Other guests had been instructed to bring quail eggs and so with three Ostrich eggs and sixty quail eggs in total, it began to feel as though we participating in some medieval royal feast. We are all fans of runny eggs when they are boiled, and this led to much discussion about cooking times - how to cook an Ostrich egg? All I really knew for sure was that about ninety minutes would ensure a hard boiled ostrich egg. We opted to boil two eggs together, and remove one after 50 mins or so, if it was ready, then fine, otherwise we would use it for scrambling and still have the second egg boiling away to try again. While we waited, some of the quails’ eggs were utilised to provide us with delicious mini fried egg appetizers.

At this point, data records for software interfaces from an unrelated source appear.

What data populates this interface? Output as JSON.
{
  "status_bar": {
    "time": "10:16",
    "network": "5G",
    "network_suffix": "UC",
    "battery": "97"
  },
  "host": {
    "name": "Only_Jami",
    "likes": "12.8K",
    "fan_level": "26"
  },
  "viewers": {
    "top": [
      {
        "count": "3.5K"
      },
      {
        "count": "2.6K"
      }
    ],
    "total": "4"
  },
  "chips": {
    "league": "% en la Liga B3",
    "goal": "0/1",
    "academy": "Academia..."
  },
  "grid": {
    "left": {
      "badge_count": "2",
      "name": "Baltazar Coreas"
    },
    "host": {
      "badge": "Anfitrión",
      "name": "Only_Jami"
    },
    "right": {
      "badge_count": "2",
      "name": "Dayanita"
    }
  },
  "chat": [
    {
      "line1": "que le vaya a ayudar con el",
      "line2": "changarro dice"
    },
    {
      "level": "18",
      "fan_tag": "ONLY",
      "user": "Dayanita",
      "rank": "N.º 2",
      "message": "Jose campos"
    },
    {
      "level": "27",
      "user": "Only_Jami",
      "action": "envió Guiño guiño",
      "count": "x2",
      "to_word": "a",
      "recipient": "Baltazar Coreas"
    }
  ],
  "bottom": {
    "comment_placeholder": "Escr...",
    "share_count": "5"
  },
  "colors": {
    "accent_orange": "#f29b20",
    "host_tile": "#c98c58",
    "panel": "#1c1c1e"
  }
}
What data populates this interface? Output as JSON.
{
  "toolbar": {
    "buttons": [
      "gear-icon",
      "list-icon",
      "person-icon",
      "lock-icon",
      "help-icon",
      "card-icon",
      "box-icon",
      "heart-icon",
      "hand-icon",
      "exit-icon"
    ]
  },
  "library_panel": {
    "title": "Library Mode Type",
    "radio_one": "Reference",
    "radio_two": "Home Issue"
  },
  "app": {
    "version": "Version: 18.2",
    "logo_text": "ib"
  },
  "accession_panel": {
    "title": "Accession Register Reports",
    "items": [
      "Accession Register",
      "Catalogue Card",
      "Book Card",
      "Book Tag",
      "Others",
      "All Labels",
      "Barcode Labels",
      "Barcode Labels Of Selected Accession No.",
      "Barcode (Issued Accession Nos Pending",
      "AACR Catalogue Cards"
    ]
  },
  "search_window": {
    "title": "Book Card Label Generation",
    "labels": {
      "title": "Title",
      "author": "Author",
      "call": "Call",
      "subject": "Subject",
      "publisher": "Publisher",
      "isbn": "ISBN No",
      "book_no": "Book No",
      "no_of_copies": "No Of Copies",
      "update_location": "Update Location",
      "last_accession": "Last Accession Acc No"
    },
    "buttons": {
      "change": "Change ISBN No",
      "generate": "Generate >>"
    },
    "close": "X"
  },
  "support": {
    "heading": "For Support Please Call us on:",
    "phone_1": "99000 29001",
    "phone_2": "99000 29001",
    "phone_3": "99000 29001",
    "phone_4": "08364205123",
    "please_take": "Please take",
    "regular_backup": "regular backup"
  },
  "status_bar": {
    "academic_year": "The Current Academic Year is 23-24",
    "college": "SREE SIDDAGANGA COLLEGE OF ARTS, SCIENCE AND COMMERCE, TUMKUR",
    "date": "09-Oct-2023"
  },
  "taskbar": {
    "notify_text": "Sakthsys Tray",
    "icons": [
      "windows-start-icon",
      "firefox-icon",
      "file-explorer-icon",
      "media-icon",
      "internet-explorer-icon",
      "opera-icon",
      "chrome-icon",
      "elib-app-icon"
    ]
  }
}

Finally the moment of truth had arrived and the first ostrich egg was removed from the pan. A mortar was found to make the perfect ostrich egg cup. We cut into the top of the egg and... it was cooked to perfection! Firm (but not rubbery) white surrounded the oozing, rich yolk. Seven inch bread soldiers descended from all angles as we all dived in. It was amazing, similar in flavour to hens’ eggs, but much much richer. Our thanks to which ever female laid it (Pompey, Delilah or Molly) - it was a beauty.
It took a good 10 minutes of dunking before the group had managed to do the egg justice. The second egg had still been boiling away almost forgotten - I decided to throw caution to the wind and flipped it onto its side and attacked it with a heavily serrated bread knife, right through the middle. My suspicions were proved correct as this egg was indeed hard boiled, but still a thing of beauty.
With a third egg still to contend with and those deceptively filling quail eggs appearing from the stove in both fried and boiled format now, we decided to wrap the two hard boiled halves in cling film and refrigerate for a later date. Perhaps an egg mayo to end all egg mayos?
Now to our third and final Ostrich egg. Some argued for scrambling but we felt that it would be a visual travesty not to try and instil in our memories the image of a giant fried egg. This would be no easy feat as the Ostrich shell is not easy to get into. I had read that drills are utilised in many cases but we were ill-equipped. With only a hammer and a screwdriver I delicately tried to form a smooth hole without damaging the yolk sack inside. With the tools and my lack of expertise it had none of the delicate finesse of advanced neurosurgery, indeed, I could not help but think back to history lessons at school that fascinated me with descriptions of Neanderthal trepanning. As the contents dropped into the pan there was a couple of seconds of absolute silence as we all crowded round to see if the yolk held its shape. It did, and not only that, it went on to form the most perfect of fried eggs that one can wish for. The white must have been about 3cm deep and was a meal in itself (particularly after we added a few quails eggs to fry within it). The yolk was wide and rounded, an almost a sun-like centre to a calorie filled, yet ever so tasty solar system mix of albumen and quail egg planets. There were only a few stalwarts still able and willing to consume by now. But it was worth the effort. We are already discussing which baker would able to supply as with a giant loaf next year for the fried egg sandwich to cure even the most monster of hangovers!
South East London Egg Day is not something to be recommended to everyone, especially those with high blood pressure, a history of heart trouble or ovophobics, but it is an enjoyable, sociable day and it never did Mr Strong any harm!